▶ [Data to examine]
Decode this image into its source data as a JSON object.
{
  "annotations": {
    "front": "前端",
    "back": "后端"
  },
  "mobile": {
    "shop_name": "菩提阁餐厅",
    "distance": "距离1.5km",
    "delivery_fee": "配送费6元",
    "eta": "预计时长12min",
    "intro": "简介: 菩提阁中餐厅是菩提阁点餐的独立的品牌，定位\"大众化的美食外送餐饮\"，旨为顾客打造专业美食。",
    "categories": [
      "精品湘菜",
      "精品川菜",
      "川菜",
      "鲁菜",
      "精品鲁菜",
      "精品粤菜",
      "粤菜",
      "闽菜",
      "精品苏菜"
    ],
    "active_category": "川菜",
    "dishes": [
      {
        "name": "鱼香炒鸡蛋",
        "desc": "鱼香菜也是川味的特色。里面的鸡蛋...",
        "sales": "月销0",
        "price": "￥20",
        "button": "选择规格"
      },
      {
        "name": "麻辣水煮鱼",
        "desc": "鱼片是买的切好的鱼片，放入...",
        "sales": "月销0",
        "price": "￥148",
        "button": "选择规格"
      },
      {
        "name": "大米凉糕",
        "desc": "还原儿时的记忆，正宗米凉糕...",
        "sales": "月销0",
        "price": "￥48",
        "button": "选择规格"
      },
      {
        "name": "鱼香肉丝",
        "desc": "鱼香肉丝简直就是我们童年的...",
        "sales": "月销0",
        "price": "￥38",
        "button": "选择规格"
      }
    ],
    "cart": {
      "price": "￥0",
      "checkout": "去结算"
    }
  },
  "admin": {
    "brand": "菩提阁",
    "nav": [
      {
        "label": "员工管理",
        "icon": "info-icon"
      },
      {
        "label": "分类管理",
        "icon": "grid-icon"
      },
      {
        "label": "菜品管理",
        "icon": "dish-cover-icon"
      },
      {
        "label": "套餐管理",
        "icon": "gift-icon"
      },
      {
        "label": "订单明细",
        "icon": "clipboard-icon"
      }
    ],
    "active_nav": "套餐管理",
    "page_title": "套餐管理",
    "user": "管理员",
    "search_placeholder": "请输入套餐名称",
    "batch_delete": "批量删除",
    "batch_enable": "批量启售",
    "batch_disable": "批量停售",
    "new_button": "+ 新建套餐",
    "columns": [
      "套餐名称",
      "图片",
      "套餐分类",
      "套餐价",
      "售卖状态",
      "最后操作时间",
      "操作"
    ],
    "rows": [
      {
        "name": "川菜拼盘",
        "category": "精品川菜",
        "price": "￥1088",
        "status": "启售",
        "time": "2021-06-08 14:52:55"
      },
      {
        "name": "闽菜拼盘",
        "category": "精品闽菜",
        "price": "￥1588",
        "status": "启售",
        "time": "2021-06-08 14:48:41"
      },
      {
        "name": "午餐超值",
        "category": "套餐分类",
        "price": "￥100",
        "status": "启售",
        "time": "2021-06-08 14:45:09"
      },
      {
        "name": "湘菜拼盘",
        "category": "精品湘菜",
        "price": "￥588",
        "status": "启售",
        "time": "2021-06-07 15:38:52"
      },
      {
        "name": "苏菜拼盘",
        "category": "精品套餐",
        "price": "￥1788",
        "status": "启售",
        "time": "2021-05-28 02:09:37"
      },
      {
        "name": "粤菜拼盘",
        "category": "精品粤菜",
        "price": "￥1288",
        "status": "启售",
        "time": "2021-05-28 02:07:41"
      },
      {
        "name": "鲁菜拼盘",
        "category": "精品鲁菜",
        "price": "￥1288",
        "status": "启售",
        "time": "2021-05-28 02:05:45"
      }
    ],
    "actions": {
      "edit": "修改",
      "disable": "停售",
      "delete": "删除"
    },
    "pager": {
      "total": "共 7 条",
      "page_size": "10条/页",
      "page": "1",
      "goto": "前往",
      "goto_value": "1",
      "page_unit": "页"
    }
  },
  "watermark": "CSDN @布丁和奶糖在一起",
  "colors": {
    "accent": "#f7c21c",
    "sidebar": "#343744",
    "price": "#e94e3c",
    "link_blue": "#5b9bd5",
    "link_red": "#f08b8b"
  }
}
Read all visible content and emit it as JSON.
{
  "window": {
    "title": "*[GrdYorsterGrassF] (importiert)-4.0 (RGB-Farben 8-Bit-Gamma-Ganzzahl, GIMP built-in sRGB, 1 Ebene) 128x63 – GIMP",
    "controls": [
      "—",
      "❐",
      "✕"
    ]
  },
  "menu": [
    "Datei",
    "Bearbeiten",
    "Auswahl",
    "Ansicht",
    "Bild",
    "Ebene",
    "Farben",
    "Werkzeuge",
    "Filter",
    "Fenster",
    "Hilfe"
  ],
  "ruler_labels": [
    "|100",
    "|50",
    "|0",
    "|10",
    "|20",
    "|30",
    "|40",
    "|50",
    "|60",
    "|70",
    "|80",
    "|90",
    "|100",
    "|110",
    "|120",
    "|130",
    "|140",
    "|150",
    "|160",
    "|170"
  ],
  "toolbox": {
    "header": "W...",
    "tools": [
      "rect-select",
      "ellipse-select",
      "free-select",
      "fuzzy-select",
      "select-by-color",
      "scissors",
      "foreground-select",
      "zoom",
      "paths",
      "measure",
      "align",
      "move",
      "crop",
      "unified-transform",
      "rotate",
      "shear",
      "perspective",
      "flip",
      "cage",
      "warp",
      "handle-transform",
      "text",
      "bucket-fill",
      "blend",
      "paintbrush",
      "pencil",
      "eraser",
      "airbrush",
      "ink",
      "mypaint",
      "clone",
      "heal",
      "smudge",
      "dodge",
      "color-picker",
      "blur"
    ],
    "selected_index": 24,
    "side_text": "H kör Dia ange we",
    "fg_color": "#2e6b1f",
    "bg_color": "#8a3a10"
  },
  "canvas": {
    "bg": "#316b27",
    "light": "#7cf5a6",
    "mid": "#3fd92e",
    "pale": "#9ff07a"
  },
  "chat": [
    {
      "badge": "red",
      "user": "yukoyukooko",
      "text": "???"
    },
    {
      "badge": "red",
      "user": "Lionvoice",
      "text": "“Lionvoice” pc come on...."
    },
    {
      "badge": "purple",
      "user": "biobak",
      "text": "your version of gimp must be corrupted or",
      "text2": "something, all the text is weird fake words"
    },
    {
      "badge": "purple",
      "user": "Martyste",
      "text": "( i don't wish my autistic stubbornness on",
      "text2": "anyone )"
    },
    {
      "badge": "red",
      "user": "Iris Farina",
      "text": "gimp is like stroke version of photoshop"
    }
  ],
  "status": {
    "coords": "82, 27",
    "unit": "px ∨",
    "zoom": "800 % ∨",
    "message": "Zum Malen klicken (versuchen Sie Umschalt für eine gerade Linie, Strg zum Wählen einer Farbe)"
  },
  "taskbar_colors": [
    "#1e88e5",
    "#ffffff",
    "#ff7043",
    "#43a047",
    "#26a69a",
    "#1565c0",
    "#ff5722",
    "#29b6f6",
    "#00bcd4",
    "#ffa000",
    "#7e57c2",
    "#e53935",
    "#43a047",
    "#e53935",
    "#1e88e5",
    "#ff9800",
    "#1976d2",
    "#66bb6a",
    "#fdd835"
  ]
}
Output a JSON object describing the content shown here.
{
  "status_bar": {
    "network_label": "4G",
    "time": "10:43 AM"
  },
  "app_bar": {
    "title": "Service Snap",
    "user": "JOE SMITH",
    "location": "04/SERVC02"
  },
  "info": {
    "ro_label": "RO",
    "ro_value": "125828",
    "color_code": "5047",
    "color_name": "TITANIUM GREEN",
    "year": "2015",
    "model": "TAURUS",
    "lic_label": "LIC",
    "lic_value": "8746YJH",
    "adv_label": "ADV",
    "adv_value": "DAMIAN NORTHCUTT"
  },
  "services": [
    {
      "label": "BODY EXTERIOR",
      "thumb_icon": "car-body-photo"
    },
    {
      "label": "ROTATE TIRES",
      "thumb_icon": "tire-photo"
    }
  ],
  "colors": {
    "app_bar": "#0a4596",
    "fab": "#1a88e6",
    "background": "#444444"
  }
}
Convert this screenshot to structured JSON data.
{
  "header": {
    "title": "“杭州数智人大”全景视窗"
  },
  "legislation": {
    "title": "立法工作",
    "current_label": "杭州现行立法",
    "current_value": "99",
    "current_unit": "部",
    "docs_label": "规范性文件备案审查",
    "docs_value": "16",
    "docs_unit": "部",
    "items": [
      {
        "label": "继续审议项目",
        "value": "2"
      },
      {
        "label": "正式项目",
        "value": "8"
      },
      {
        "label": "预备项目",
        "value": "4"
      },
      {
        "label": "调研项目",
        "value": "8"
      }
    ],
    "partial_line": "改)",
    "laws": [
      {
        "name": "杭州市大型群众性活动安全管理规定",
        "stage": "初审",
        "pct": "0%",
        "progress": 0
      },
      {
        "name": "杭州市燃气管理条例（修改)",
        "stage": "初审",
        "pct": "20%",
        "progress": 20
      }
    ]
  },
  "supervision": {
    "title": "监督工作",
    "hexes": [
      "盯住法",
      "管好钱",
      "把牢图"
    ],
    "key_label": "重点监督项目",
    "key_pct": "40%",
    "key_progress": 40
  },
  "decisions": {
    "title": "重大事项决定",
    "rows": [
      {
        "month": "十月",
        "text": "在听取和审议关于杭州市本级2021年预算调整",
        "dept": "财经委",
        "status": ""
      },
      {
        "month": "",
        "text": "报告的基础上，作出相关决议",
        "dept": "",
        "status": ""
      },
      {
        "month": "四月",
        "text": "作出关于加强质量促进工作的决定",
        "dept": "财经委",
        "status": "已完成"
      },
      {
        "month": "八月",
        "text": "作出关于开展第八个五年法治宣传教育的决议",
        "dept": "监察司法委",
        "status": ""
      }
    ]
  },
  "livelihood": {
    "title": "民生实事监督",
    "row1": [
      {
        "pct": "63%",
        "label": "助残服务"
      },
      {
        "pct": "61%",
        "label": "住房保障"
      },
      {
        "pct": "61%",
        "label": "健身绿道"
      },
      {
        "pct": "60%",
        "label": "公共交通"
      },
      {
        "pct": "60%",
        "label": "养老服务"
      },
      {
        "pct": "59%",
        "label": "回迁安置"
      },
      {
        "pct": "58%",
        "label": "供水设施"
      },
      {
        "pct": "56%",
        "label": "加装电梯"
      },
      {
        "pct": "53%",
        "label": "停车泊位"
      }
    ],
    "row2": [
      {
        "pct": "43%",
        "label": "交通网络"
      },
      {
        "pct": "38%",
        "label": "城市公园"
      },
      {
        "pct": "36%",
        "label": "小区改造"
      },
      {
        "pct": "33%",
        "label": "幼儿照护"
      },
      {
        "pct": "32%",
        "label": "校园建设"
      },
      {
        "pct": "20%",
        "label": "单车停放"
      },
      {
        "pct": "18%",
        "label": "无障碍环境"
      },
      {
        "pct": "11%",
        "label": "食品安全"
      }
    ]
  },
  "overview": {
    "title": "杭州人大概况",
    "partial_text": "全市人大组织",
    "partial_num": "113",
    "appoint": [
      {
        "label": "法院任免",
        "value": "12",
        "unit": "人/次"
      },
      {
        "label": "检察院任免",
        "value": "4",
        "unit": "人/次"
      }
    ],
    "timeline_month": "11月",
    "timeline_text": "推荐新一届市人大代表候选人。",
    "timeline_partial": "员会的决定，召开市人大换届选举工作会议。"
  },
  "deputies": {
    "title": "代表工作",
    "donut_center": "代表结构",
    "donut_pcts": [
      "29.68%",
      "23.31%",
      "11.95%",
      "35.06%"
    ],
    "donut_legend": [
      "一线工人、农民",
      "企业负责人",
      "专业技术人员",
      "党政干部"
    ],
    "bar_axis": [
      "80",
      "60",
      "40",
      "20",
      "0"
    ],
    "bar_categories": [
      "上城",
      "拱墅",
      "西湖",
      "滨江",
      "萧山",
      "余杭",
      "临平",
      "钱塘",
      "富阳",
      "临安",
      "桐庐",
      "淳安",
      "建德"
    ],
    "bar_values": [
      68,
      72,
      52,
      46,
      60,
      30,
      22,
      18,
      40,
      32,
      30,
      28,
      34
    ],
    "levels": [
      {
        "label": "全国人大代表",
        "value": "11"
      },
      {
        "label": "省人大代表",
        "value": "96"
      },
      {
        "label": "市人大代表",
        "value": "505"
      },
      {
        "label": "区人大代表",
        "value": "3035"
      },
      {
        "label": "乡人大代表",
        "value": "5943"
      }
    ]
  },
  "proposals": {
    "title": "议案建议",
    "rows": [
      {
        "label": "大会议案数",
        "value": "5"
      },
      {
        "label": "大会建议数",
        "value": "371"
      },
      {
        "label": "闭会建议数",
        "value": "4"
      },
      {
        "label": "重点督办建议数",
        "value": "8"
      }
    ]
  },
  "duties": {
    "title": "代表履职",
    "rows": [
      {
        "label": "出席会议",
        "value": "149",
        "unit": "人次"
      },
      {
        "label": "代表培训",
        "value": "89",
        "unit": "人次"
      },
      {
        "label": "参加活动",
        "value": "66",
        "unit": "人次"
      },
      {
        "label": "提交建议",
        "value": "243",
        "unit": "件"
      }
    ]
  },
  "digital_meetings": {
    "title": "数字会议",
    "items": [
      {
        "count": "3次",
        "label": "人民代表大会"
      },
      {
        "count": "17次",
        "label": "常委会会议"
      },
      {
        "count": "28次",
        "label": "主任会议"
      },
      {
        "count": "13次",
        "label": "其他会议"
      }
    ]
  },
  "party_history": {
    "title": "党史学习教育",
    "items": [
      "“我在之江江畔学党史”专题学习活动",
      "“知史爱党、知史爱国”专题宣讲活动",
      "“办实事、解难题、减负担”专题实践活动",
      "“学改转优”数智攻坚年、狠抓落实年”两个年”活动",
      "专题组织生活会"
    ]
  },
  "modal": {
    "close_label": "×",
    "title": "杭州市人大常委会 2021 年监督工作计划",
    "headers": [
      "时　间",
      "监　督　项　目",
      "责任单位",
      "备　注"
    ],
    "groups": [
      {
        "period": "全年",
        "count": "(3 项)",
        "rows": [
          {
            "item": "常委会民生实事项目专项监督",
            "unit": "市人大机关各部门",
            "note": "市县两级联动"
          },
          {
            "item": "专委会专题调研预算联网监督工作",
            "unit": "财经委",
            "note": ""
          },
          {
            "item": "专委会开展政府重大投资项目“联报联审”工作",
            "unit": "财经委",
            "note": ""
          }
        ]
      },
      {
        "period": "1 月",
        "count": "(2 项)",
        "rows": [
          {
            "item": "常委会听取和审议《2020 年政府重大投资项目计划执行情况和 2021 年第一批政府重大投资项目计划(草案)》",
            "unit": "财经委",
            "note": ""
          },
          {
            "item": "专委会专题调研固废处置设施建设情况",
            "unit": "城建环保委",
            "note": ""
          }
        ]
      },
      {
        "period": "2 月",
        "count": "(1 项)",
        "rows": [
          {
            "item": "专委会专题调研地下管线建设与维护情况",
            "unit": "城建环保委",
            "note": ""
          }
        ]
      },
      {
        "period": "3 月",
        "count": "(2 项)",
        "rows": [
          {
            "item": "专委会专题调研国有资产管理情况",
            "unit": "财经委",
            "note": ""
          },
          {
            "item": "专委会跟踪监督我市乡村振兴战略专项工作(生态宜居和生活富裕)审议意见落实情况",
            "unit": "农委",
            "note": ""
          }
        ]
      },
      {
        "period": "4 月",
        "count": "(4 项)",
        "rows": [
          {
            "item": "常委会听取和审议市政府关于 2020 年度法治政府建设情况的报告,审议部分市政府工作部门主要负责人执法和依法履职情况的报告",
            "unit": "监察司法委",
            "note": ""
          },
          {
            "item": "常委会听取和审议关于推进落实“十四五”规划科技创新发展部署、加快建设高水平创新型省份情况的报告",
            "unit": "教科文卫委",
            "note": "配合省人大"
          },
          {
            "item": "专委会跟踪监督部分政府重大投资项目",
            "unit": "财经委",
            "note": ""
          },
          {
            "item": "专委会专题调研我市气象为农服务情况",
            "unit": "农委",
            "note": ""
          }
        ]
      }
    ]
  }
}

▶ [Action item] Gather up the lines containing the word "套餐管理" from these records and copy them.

▶ [Expected output]
        "label": "套餐管理",
    "active_nav": "套餐管理",
    "page_title": "套餐管理",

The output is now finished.